A 50-unit association with multiple buildings had a fire in Building Five in December of 2018. The interior and exterior repairs were estimated at about $1.4 million. Insurance proceeds were only $933,000, meaning there were insufficient proceeds of about $500,000 to make the needed repairs. The board voted not to obtain a loan to cover the short fall. As a result, one of the unit owners filed suit alleging, among other things, breach of fiduciary duty and violation of the applicable statute and governing documents by “failing to maintain the requisite insurance coverage.” The unit owner ought summary judgment and argued the association was required to promptly repair his unit and the building. The association argued it only had to insure the building exterior and that the condominium documents were ambiguous.
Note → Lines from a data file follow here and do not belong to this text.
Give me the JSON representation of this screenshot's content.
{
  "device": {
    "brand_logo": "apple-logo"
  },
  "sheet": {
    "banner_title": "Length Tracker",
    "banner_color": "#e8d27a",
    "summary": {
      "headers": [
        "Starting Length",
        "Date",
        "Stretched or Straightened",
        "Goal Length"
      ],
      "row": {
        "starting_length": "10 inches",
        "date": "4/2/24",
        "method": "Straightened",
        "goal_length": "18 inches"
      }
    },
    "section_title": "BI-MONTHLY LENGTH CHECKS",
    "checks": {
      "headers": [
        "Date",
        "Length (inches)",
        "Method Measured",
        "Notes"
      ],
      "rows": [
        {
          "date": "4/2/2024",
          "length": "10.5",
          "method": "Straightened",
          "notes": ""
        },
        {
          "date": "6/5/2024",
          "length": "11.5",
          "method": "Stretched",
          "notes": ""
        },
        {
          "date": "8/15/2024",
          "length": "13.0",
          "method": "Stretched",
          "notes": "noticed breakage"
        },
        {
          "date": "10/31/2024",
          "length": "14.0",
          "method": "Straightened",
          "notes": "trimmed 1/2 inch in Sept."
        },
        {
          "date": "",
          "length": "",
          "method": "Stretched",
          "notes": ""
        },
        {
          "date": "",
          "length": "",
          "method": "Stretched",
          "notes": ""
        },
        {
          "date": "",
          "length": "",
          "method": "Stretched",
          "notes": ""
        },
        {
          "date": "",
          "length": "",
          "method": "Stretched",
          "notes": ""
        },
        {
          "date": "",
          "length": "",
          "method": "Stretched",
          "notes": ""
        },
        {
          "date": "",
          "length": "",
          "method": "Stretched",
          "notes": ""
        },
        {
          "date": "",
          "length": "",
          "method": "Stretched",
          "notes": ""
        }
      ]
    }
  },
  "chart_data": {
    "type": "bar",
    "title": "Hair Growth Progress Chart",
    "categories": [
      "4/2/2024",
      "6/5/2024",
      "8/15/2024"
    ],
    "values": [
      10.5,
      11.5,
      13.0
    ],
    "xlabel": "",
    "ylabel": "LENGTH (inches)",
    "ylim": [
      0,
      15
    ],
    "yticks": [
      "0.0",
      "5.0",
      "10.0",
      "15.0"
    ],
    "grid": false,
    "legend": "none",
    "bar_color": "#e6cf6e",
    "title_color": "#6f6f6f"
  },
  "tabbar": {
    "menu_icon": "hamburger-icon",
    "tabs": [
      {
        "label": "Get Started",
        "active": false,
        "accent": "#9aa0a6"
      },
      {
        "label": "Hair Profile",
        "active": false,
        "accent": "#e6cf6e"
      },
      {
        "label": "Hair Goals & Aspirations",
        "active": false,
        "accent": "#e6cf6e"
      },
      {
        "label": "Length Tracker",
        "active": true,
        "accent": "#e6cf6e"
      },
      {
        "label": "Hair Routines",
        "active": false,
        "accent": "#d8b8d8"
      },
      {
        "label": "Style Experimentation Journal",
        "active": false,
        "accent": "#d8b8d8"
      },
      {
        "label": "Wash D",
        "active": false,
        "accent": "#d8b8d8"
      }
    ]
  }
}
The trial court partially granted the unit owner’s motion for summary judgment finding that the association’s failure to purchase insurance sufficient to cover at least 80% of the replacement value of the building was a violation of the governing documents and the statute.
Appellate Court Decision
The court of appeals affirmed the trial court and found that the documents are not ambiguous, and that the Declaration clearly provides “that the insurance will cover both the Condominium Units and Common Property.” The court then held “that by the express terms of the Declaration, [the association] was required to procure insurance sufficient to cover 80 percent of the ‘building,’ including the interior … units…”
- If your association has not obtained the insurance it is legally required to obtain, it needs to do so.
- Insurance policy language generally insures only what the condominium documents provide (regardless of what the statute may require), so if your association documents don’t require the association to purchase insurance sufficient to comply with the law, AMEND YOUR DOCUMENTS.
- Paying your lawyer to amend your documents now and then purchasing the insurance you are legally obligated to purchase (in Wisconsin that is 100% of the replacement cost of the common element and units) is far less expensive than any lawsuit that your association and Board Members will be involved in if you didn’t purchase or can’t purchase the insurance you are legally obligated to purchase.
Grooms Property Management, Inc. v. Muirfield Condominium Association, No. COA22-49 (N.C. Ct. App. July 19, 2022)